Comply with the workplace rights and wage laws that protect employees.

Workplace RightsThe law protects employees from workplace discrimination, harassment, and retaliation. Federal, state, and local laws also ensure full and timely payment of your wages and provide other safeguards relating to employment.

How we help employers

We counsel employers on workplace rights to help them comply with the law and create a culture that will let their workers and business thrive. We review and draft new employment agreements, stand-alone agreements, or separation and release agreements, to minimize the risk of dispute and protect your company from allegations of misconduct.

If a dispute as to workplace rights arises, we attempt to resolve the issue informally with minimal cost and disruption. If formal proceedings are initiated, we can represent employers in litigation in state and federal courts in Virginia, Maryland, and the District of Columbia, or in mediation, arbitration, and agency proceedings.

How we help employees

We work with employees who are reviewing new employment agreements, stand-alone agreements, or separation and release agreements, to ensure they are being treated fairly under the law and receiving the benefits to which they are entitled. We discuss and analyze the circumstances of your employment and termination (whether voluntary or involuntary), and determine what potential claims may exist. We can then negotiate with employers to obtain fair terms and compensation.

If you are not satisfied with the negotiated terms, we can advise you as to your options for litigation, arbitration, mediation, and agency proceedings. We aggressively advocate for our clients in state and federal courts in Virginia, Maryland, and the District of Columbia, and in mediation, arbitration, and agency proceedings.

Protections at many levels

Federal laws protect employees from unlawful discrimination and harassment in hiring and employment. These laws also protect employees from retaliation for engaging in “protected activity,” such as opposing unlawful employment practices or participating in efforts to investigate and enforce the laws prohibiting such practices.

Some of these important federal statutes include:

  • Title VII of the Civil Rights Act of 1964, which prohibits discrimination against employees and applicants based on race, color, religion, sex, or national origin;
  • The Age Discrimination in Employment Act (ADEA), which protects persons 40 or older from workplace age discrimination, including in hiring, firing, salary, and other terms and privileges;
  • The Americans with Disabilities Act (ADA), which makes it unlawful to discriminate against qualified individuals with disabilities in workplace application procedures, hiring, firing, advancement, compensation, training, and other areas of employment; and
  • The Equal Pay Act, which helps ensure that men and women performing equal work in the same workplace are afforded equal pay.

In addition to federal statutes, state and local laws provide further (and sometimes greater) workplace protections. For example, the District of Columbia Human Rights Act and the Virginia Human Rights Act prohibit discrimination based on an employee’s membership in a variety of protected classes.

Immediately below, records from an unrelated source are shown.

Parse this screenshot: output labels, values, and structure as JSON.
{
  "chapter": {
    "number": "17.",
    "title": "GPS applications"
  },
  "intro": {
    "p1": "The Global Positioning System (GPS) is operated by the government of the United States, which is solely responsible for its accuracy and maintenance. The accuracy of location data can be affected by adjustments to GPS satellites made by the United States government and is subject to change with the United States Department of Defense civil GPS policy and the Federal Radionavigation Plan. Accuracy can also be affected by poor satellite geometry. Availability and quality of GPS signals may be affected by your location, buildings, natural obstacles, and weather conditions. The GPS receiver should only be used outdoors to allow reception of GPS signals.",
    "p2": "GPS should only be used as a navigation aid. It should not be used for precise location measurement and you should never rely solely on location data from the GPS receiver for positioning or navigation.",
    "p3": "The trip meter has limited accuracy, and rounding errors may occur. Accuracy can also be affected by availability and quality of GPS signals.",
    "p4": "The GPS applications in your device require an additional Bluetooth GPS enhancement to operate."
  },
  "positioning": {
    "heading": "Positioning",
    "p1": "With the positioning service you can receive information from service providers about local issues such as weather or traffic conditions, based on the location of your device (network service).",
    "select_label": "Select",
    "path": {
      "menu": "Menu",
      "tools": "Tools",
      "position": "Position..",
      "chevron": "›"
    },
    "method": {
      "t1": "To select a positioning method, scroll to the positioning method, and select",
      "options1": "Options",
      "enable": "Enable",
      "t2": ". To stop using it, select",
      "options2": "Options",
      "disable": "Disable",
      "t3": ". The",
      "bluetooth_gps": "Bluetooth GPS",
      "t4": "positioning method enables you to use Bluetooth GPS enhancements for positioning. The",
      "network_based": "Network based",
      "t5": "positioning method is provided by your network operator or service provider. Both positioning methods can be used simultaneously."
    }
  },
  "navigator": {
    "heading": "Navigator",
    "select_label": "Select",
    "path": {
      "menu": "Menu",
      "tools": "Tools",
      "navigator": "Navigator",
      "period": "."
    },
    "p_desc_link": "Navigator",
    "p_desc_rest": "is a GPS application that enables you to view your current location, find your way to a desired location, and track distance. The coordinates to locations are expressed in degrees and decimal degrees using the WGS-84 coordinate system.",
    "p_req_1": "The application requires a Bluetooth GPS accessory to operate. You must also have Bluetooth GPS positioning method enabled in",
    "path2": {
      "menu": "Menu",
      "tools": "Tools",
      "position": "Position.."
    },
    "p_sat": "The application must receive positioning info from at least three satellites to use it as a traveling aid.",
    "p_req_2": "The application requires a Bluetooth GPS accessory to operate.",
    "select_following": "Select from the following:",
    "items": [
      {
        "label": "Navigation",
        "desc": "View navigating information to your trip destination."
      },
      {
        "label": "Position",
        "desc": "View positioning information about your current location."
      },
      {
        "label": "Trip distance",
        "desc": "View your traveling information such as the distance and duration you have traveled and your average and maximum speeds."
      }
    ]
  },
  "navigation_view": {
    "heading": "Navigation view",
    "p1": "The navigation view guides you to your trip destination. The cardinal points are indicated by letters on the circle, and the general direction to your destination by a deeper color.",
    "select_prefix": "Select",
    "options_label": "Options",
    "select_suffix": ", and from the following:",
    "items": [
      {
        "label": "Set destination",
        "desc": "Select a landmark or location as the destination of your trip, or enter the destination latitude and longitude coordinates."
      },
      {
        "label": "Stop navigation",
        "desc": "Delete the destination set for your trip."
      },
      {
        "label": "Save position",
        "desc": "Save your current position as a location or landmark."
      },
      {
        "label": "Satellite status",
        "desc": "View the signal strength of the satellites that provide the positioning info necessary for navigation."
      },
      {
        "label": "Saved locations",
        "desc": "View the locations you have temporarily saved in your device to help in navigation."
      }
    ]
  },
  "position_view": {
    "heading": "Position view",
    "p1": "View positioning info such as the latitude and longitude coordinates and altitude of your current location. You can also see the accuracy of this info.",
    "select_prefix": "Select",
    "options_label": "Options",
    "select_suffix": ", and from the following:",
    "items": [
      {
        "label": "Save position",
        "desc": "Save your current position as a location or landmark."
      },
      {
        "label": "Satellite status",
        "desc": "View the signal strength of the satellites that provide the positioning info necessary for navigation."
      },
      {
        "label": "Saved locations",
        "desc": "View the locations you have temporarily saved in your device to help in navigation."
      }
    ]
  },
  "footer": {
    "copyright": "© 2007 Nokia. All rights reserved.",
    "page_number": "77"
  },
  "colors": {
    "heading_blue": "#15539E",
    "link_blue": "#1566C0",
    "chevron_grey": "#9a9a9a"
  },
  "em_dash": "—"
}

The Maryland Commission on Civil Rights enforces Maryland’s laws against discrimination in employment.

Many cities and counties also have human rights laws, and commissions to enforce those laws, including:


Both employers and employees must understand how the law protects workplace rights. Employers need to comply with the law and create a positive culture, free from unlawful discrimination and retaliation. Employees must understand how to ensure they receive the fair and equal treatment to which they are entitled.

To learn more or speak with an attorney, email us or schedule a free phone consultation at a time that's convenient for you.

For information purposes only. Not legal advice.